- The decision to use chemicals in the protected areas was made, but by this time, there is practically no box trees left. Considering that the box tree moths destroyed almost all natural box forests, the pests had no enough food base and the number of box tree moths greatly decreased. Despite all the existing norms and regulations, the Adygea’s authorities who supported the decision (while going through all the bureaucratic delays) to protect box trees and managed to save five hectares of these unique box trees. The present solution is a reserve and protective stock for the future, which, we hope, will help recover box forests. It also remains to hope that as a result, natural enemies of the box tree moths will appear in nature, which can restrain their number.

- A huge problem for Sochi is the palm weevils (Rhynchophorus palmarum) that destroy palm trees ...

- We can only accept the fact that there will be fewer palm trees in Sochi. The matter is that these pests “kill” the plant from inside, it is impossible to apply the spraying method, for example, from a helicopter, besides, palm trees are located in the city area. To destroy the weevils, special injections are used but they must be given to each tree. And it’s expensive and very labour intensive.

- In the Caucasus, there is another misfortune - chestnut gall wasps (Dryocosmus kuriphilus). What are the chances of protecting and preserving such rare plants as chestnut trees?

- Chestnut trees in the Caucasus’ forests became much weaker due to cryphonectrian necrosis (with Cryphonectria parasi), the chestnut gall wasps have just exacerbated the situation. There is a way of dealing with it used in Europe and Asia - these are hymenoptera: parasitoid wasps Torymus sinensis that penetrate the galls and destroy the chestnut gall wasps. A trial batch of Torymus sinensis was brought to the Caucasian Reserve and the Sochi National Park to protect the forest. Today, we hope that Torymus sinensis wasps have adapted and will begin spreading.

- Most of the invasive insects came to Sochi during the Winter Olympic Games. What systemic changes are needed to prevent this from happening again?

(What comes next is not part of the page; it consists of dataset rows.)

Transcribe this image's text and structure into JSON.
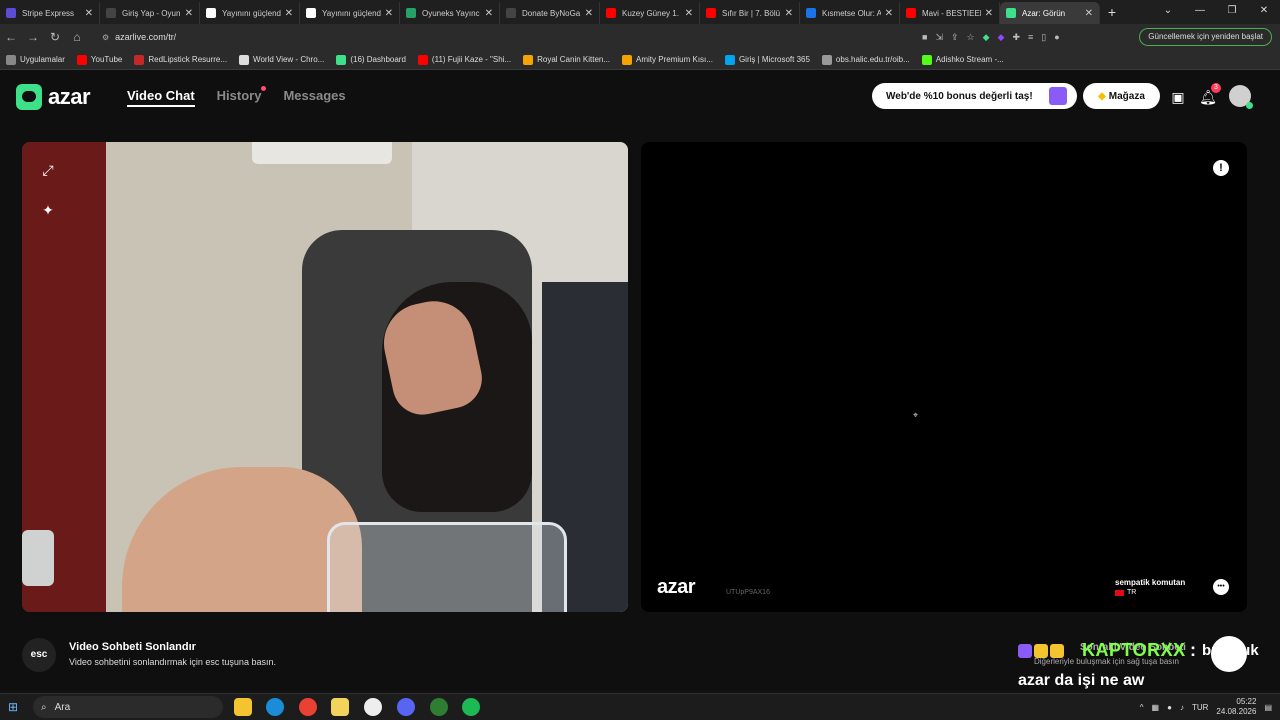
{
  "browser": {
    "tabs": [
      {
        "title": "Stripe Express",
        "color": "#5b4bd6"
      },
      {
        "title": "Giriş Yap - Oyun",
        "color": "#444444"
      },
      {
        "title": "Yayınını güçlend",
        "color": "#ffffff"
      },
      {
        "title": "Yayınını güçlend",
        "color": "#ffffff"
      },
      {
        "title": "Oyuneks Yayınc",
        "color": "#26a269"
      },
      {
        "title": "Donate ByNoGa",
        "color": "#444444"
      },
      {
        "title": "Kuzey Güney 1.",
        "color": "#ff0000"
      },
      {
        "title": "Sıfır Bir | 7. Bölü",
        "color": "#ff0000"
      },
      {
        "title": "Kısmetse Olur: A",
        "color": "#1a73e8"
      },
      {
        "title": "Mavi - BESTIEEE",
        "color": "#ff0000"
      },
      {
        "title": "Azar: Görün",
        "color": "#3ee08a",
        "active": true
      }
    ],
    "new_tab": "+",
    "url": "azarlive.com/tr/",
    "update_button": "Güncellemek için yeniden başlat",
    "bookmarks": [
      {
        "label": "Uygulamalar",
        "color": "#888888"
      },
      {
        "label": "YouTube",
        "color": "#ff0000"
      },
      {
        "label": "RedLipstick Resurre...",
        "color": "#c62828"
      },
      {
        "label": "World View - Chro...",
        "color": "#dddddd"
      },
      {
        "label": "(16) Dashboard",
        "color": "#3ee08a"
      },
      {
        "label": "(11) Fujii Kaze - \"Shi...",
        "color": "#ff0000"
      },
      {
        "label": "Royal Canin Kitten...",
        "color": "#f4a300"
      },
      {
        "label": "Amity Premium Kısı...",
        "color": "#f4a300"
      },
      {
        "label": "Giriş | Microsoft 365",
        "color": "#00a4ef"
      },
      {
        "label": "obs.halic.edu.tr/oib...",
        "color": "#999999"
      },
      {
        "label": "Adishko Stream -...",
        "color": "#53fc18"
      }
    ]
  },
  "app": {
    "logo": "azar",
    "nav": {
      "video_chat": "Video Chat",
      "history": "History",
      "messages": "Messages"
    },
    "promo": "Web'de %10 bonus değerli taş!",
    "store": "Mağaza",
    "notification_count": "3"
  },
  "peer": {
    "watermark": "azar",
    "watermark_id": "UTUpP9AX16",
    "name": "sempatik komutan",
    "country": "TR"
  },
  "hints": {
    "esc_key": "esc",
    "end_title": "Video Sohbeti Sonlandır",
    "end_desc": "Video sohbetini sonlandırmak için esc tuşuna basın.",
    "next_title": "Sonraki Video Sohbeti",
    "next_desc": "Diğerleriyle buluşmak için sağ tuşa basın"
  },
  "overlay": {
    "username": "KAPTORXX",
    "separator": ":",
    "message_line1": "bulavuk",
    "message_line2": "azar da işi ne aw"
  },
  "taskbar": {
    "search_placeholder": "Ara",
    "language": "TUR",
    "time": "05:22",
    "date": "24.08.2026"
  }
}
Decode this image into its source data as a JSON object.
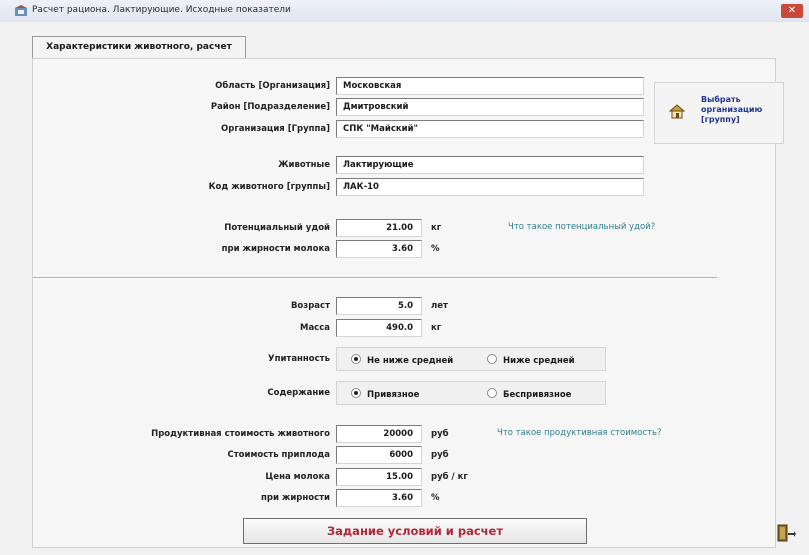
{
  "window": {
    "title": "Расчет рациона. Лактирующие. Исходные показатели",
    "close_label": "✕"
  },
  "tab": {
    "label": "Характеристики животного, расчет"
  },
  "org": {
    "region_label": "Область [Организация]",
    "region_value": "Московская",
    "district_label": "Район [Подразделение]",
    "district_value": "Дмитровский",
    "company_label": "Организация [Группа]",
    "company_value": "СПК \"Майский\"",
    "animals_label": "Животные",
    "animals_value": "Лактирующие",
    "code_label": "Код животного [группы]",
    "code_value": "ЛАК-10",
    "choose_button": "Выбрать организацию [группу]"
  },
  "yield": {
    "potential_label": "Потенциальный удой",
    "potential_value": "21.00",
    "potential_unit": "кг",
    "fat_label": "при жирности молока",
    "fat_value": "3.60",
    "fat_unit": "%",
    "help_link": "Что такое потенциальный удой?"
  },
  "animal": {
    "age_label": "Возраст",
    "age_value": "5.0",
    "age_unit": "лет",
    "mass_label": "Масса",
    "mass_value": "490.0",
    "mass_unit": "кг",
    "fatness_label": "Упитанность",
    "fatness_option_1": "Не ниже средней",
    "fatness_option_2": "Ниже средней",
    "keeping_label": "Содержание",
    "keeping_option_1": "Привязное",
    "keeping_option_2": "Беспривязное"
  },
  "economics": {
    "prod_value_label": "Продуктивная стоимость животного",
    "prod_value_value": "20000",
    "prod_value_unit": "руб",
    "offspring_label": "Стоимость приплода",
    "offspring_value": "6000",
    "offspring_unit": "руб",
    "milk_price_label": "Цена молока",
    "milk_price_value": "15.00",
    "milk_price_unit": "руб / кг",
    "fat_label": "при жирности",
    "fat_value": "3.60",
    "fat_unit": "%",
    "help_link": "Что такое продуктивная стоимость?"
  },
  "actions": {
    "calculate": "Задание условий и расчет"
  },
  "colors": {
    "link": "#2f7e8f",
    "button_text": "#b0283b",
    "choose_text": "#21378f"
  }
}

- Since the 2014 Winter Olympics, we have seen new invasive insects appearing every year. Last year, for example, five species of beetles new to Russia were found at the Sochi Dendrological Park “Southern Cultures”. Fortunately, they are saprobes, they feed on the products of plants’ decay and do not pose a danger. After the city received a large influx of tourists, the port was built and the development of cargo traffic began, the number of ‘imported’ insects naturally increased. Therefore, strengthening the work of the quarantine service is the only way to solve the problem. Unfortunately, there are gaps in the Russian legislation in this regard.